Third, Trump’s rhetoric of disruption often obscures instances of continuity with Obama administration policy and that of other previous U.S. presidents. To be sure, Trump has pulled the United States out of the Trans-Pacific Partnership, has pledged to move the U.S. Embassy in Israel to Jerusalem, and has threatened to withdraw both from the Paris climate agreement and the Iran nuclear deal.

Yet his administration’s actions don’t always coincide with the rhetoric. In Europe, Trump has not followed through on his earlier pledges to embrace Putin, look into recognizing Crimea as part of Russia or reduce U.S. commitments to NATO. Instead, his administration has remained committed to the Obama strategy of strengthening NATO, sanctioning Russian officials, and providing economic, political and military support for Ukraine. In the Middle East and South Asia, Trump’s policies of defeating the Islamic State in Syria, maintaining our military presence in Afghanistan, supporting our Arab allies and Israel while containing Iran, and deepening ties to India look very similar to those of previous administrations, including, for the most part, President Barack Obama’s. In Asia, Trump has not made good on his threats to start a trade war with China or renegotiate our alliances.

Few at home or abroad recognize these continuities, however, because of the president’s careless language.
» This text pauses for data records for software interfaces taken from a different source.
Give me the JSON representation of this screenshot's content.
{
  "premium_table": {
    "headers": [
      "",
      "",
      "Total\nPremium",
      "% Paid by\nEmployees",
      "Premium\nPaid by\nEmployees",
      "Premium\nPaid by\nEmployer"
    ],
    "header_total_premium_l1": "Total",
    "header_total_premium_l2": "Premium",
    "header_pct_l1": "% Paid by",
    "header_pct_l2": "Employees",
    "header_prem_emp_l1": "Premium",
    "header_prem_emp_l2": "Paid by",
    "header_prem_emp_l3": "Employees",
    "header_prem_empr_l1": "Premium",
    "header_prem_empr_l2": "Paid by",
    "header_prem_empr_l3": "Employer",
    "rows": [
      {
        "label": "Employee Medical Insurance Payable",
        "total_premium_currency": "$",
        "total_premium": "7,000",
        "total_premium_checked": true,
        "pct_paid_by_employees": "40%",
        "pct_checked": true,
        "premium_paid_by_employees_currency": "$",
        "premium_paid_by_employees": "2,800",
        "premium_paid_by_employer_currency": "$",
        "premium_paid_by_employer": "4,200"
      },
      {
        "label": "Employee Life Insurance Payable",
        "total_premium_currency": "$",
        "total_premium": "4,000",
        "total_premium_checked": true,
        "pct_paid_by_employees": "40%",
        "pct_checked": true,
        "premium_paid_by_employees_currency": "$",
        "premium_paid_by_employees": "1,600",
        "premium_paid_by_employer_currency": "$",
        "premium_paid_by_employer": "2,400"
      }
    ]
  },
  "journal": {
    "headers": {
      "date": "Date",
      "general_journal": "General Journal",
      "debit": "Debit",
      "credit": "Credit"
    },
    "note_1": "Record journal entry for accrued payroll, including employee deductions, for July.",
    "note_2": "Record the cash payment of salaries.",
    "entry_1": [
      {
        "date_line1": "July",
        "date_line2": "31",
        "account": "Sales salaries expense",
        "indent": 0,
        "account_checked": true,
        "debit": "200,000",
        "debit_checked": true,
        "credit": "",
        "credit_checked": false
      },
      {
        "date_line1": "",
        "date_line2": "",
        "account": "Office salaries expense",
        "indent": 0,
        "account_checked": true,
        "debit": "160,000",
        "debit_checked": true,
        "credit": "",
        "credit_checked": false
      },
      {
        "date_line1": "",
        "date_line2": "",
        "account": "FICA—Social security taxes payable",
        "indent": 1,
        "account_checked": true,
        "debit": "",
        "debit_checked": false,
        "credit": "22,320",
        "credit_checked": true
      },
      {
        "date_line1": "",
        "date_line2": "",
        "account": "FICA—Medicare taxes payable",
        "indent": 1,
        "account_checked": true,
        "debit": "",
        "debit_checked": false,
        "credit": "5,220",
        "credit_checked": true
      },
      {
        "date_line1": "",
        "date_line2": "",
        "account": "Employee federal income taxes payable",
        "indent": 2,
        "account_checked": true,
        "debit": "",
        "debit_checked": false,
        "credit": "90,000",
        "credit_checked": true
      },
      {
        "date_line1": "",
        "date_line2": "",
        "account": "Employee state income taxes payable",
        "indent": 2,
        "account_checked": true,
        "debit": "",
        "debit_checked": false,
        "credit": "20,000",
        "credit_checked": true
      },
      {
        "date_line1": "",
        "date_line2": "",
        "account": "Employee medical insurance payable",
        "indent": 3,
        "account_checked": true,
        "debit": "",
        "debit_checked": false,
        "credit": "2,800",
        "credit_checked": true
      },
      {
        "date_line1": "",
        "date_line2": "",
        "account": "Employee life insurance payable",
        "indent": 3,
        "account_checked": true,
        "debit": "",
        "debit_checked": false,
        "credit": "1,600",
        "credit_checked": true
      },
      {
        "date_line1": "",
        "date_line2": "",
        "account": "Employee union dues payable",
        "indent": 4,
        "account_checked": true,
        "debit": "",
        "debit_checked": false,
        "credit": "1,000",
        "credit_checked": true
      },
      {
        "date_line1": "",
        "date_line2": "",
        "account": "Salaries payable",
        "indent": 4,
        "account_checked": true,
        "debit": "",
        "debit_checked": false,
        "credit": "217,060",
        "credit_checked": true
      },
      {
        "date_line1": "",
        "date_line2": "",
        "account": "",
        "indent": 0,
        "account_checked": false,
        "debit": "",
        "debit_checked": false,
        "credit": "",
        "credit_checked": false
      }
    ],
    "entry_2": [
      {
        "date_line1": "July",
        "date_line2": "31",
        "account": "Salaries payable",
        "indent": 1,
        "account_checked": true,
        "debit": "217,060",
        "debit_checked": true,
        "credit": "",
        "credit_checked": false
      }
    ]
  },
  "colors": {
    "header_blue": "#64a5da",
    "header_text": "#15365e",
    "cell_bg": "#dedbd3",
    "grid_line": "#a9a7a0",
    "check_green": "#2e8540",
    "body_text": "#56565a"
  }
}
This gap between words and deeds may satisfy Trump’s domestic electoral base, but it does not serve U.S. interests. The distance between the president’s statements and his administration’s actions creates the impression that he is not involved in actual foreign policymaking or implementation. That image is not good for our diplomacy.

Finally, Trump’s words on North Korea create real risks and are a significant departure from both past U.S. policy and current diplomatic efforts by his own secretary of state. The dangerous situation on the Korean Peninsula does not allow us the luxury of disregarding his tweets. There is no greater sin in diplomacy than triggering military conflict based on misperception or misunderstanding, and Trump’s inflammatory rhetoric on North Korea risks precisely that.

In diplomacy, words are important. Loose talk threatens U.S. stature abroad, alienates allies, demoralizes democratic forces working against autocracies, confuses foreign and domestic observers about actual policies, and leads to potentially dangerous confusion on the issue of war and peace. As the Trump administration confronts thorny foreign-policy problems, his rhetoric limits rather than enhances the United States’ ability to achieve desired outcomes. As the president starts his second year in office, he should realize that talk is not cheap. Words do matter, and it is time for him to align his rhetoric more closely with U.S. foreign-policy objectives, policies and actions.